DETROIT (AP) — An eight-month investigation into brake problems with some older Toyota Camry gas-electric hybrids has been closed without a recall.
The National Highway Traffic Safety Administration began the probe in January after getting complaints of malfunctions that reduced power-assisted braking in 2007 and 2008 Camry hybrids. The probe covered about 100,000 cars.
The controversial chief of the Chemical Safety Board, Rafael Moure-Eraso, is sticking to his post despite mounting criticism of the toxic atmosphere that many say hinders its operations, National Journal reports.
UNITED NATIONS (AP) — U.S. Ambassador Samantha Power told an emergency meeting of the U.N. Security Council on Friday that the United States cannot rule out that Russia helped in the launch of the surface-to-air missile that shot down a Malaysian Airlines jet over eastern Ukraine, killing all 298 people on board.
Power said the U.S. believes the plane was likely downed by an SA-11 missile fired from an area in eastern Ukraine controlled by pro-Russian separatists. She said Russia has provided SA-11s and other heavy weapons to the separatists.
WASHINGTON (AP) — A new federal earthquake map dials up the shaking hazard just a bit for about half of the United States and lowers it for nearly a quarter of the nation.
The U.S. Geological Survey updated Thursday its national seismic hazard maps for the first time since 2008, taking into account research from the devastating 2011 earthquake and tsunami off the Japanese coast and the surprise 2011 Virginia temblor.
WASHINGTON (AP) — The Obama administration scrambled Thursday to determine what brought down a passenger jet in Ukraine and whether any Americans were killed in an incident that could worsen the already tense conflict near the Ukraine-Russia border.
President Barack Obama made no mention of who might be responsible for the crash of the Malaysia Airlines plane carrying 295 people, but said the incident appeared to be a "terrible tragedy."
Six major energy companies – including Houston-based Southwestern Energy Co. and Norwegian giant Statoil – have agreed to monitor and disclose their methane emissions under a new United Nations framework, The Wall Street Journal reports ahead of the official announcement Tuesday.
The Defense Nuclear Facilities Safety Board, in a recommendation to Energy Secretary Ernest Moniz that will be published in the Federal Register Tuesday, says there must be an improvement in emergency preparedness regulations and guidelines to ensure that weapons sites will be better able to cope with potential disasters, including earthquakes and wildfires, The Hill reports.
An official’s pessimistic view of China’s economic growth gave a further downward push to oil prices Monday. The expiring October contract for West Texas Intermediate crude dropped 89 cents to $91.52 a barrel on the Nymex, the lowest close since May, 2013, while in London November Brent shed 1.4 percent to settle $1.42 lower at $96.97, Bloomberg reports.

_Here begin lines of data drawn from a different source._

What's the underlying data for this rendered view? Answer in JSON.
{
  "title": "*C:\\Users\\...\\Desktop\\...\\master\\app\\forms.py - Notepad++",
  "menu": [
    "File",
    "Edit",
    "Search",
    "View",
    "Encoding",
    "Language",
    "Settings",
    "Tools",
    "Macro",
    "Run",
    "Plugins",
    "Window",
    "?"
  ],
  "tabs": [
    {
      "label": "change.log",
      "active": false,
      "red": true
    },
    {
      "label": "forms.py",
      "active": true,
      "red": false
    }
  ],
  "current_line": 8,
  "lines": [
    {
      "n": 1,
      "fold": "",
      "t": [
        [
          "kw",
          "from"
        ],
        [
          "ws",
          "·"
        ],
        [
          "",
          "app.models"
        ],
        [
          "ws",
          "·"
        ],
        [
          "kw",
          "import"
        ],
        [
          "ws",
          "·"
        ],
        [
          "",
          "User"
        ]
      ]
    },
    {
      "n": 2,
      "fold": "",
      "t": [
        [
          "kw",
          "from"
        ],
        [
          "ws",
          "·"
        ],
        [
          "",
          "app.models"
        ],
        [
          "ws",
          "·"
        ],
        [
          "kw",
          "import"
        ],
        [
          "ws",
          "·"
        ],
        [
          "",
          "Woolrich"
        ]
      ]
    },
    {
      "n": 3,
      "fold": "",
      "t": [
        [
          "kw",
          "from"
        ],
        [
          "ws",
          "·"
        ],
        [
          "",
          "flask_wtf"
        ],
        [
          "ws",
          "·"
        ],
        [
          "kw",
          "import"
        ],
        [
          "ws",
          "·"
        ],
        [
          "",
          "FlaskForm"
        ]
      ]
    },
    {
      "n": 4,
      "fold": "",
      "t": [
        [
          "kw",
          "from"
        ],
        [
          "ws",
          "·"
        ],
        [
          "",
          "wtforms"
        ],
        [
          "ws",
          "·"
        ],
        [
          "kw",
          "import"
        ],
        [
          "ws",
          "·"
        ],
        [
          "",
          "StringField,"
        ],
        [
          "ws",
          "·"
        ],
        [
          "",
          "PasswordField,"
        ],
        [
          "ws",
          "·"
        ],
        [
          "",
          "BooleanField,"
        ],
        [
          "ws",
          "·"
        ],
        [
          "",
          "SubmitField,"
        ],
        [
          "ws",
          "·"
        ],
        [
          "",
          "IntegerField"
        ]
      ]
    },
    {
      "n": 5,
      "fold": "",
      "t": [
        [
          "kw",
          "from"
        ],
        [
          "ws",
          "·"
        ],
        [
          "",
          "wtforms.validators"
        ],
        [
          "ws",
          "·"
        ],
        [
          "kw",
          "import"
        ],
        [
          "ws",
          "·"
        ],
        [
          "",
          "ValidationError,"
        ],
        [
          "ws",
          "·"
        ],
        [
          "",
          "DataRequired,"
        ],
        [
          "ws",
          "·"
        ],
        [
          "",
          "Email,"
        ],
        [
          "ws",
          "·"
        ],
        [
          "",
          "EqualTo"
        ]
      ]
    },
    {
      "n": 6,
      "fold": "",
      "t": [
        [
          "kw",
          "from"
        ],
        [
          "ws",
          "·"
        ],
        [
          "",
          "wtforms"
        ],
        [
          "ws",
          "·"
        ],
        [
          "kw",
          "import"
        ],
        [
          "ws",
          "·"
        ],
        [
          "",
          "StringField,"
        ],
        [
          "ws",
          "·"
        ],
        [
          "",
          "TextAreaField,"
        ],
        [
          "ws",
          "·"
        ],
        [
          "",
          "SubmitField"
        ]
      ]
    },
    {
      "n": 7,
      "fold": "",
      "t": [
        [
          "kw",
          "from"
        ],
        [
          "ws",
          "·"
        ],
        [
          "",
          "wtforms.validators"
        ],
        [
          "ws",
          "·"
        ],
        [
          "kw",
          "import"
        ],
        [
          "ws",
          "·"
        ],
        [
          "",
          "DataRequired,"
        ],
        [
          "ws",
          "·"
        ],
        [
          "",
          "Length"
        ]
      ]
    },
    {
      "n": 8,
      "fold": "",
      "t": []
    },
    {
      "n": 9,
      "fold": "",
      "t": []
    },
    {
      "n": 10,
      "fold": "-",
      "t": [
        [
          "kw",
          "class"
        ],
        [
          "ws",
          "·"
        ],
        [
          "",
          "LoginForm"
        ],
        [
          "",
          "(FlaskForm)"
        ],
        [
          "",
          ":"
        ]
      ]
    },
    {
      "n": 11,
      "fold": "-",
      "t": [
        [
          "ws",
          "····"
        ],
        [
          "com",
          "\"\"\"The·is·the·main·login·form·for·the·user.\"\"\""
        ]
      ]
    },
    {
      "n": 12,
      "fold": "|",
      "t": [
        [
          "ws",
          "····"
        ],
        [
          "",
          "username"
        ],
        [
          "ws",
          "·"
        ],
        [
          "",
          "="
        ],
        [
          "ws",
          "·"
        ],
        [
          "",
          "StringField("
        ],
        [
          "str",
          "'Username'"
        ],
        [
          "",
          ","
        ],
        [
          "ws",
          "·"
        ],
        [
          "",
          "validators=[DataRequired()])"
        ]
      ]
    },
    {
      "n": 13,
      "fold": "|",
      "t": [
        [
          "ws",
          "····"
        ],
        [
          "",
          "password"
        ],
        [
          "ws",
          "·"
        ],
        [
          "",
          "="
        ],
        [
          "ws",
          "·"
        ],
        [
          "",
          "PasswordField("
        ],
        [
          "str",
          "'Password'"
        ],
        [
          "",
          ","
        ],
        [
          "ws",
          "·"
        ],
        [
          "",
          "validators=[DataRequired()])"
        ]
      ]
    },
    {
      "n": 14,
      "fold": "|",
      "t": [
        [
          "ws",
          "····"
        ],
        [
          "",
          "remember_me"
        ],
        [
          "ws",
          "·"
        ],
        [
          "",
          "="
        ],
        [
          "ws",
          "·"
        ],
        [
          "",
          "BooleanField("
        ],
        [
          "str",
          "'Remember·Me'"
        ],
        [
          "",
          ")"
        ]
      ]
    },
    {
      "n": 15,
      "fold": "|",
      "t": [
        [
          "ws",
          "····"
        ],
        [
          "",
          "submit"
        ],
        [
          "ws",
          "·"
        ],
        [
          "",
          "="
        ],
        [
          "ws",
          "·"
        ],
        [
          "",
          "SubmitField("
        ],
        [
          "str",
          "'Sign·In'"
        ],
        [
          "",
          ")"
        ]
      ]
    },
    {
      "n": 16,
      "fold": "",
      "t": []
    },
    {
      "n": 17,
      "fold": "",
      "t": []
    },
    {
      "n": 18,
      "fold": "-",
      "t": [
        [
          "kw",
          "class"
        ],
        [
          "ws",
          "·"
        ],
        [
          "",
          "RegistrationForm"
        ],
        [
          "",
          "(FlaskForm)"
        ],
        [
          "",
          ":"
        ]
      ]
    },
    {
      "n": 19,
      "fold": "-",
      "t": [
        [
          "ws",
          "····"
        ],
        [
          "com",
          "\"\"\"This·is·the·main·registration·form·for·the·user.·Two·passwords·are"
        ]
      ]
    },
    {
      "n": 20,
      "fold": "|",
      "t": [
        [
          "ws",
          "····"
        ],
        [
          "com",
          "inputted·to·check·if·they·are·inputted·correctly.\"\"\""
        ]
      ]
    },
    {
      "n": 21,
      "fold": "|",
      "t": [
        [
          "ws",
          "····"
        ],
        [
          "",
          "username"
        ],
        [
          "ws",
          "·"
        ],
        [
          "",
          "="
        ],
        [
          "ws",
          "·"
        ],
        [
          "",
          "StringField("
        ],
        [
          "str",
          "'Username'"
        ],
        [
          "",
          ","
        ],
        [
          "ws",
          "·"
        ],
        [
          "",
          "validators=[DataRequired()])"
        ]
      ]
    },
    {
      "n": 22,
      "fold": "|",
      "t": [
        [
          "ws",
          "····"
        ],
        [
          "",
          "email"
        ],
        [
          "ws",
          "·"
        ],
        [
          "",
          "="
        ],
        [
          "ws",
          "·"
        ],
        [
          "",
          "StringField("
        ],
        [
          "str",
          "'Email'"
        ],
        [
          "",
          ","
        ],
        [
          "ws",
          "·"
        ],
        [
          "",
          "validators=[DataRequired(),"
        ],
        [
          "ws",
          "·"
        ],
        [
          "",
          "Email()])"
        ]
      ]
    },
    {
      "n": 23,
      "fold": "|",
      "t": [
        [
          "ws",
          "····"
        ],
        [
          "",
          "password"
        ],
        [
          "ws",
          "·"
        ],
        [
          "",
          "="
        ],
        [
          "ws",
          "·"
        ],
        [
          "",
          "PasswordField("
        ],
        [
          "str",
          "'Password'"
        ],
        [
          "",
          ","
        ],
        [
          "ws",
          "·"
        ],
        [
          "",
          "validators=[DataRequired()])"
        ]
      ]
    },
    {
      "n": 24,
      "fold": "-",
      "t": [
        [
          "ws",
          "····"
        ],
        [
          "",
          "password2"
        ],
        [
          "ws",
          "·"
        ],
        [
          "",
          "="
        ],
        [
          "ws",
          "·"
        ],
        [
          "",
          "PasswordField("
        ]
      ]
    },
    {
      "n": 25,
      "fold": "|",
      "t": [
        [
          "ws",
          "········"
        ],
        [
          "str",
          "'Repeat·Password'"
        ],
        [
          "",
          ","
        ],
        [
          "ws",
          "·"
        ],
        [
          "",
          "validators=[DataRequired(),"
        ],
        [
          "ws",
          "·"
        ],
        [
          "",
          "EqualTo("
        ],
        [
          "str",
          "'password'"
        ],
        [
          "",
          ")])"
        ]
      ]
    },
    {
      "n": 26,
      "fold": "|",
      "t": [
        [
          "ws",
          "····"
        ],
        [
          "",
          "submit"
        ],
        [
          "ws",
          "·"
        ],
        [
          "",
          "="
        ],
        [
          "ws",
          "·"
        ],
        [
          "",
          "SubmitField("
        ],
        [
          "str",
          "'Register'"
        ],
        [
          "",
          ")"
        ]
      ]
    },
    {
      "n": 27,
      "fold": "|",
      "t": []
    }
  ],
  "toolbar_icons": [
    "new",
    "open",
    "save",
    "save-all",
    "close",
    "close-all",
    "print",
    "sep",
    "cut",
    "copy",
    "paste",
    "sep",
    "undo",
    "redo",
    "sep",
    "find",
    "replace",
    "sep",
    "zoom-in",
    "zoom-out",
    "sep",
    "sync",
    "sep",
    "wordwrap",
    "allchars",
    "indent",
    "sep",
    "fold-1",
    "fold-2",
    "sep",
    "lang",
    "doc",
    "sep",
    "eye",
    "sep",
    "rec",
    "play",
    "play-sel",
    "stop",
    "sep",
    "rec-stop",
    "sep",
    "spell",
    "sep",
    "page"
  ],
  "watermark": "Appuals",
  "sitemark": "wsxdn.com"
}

Production at the Sharara oil field, Libya’s largest -- which had been shut last week because of shelling near a connected refinery -- resumed Monday although at a fraction of its full capacity, an official with National Oil Co. told The Wall Street Journal.
Temperatures this coming winter should be milder than they were during last winter’s deep freeze, but natural gas prices may be higher as industries and electricity generators use more gas, according to American Gas Association vice president Chris McGill, Platts reports.
The company behind the Jordan Cove LNG export facility – Canada’s Veresen Inc – is paying $1.43 billion to take a half interest in the Ruby pipeline system that would bring natural gas from Wyoming to Oregon, Reuters reports.
Although thousands will flock to Art and Helen Tanderup’s farm for a concert against the Keystone XL pipeline in Nebraska on Saturday, many of the residents in the nearby town of Neligh will stay away, The Omaha World-Herald reports.
In an interview with Diane Rehm on NPR affiliate WAMU, Google CEO Eric Schmidt said the tech giant would leave the American Legislative Exchange Council because of the group’s position on climate change and environmental issues, National Journal reports.
According to a filing with the Federal Election Commission, activist Tom Steyer contributed $15 million to his NextGen Climate PAC in August, while the group raised only $3,550 from other sources, The Hill reports.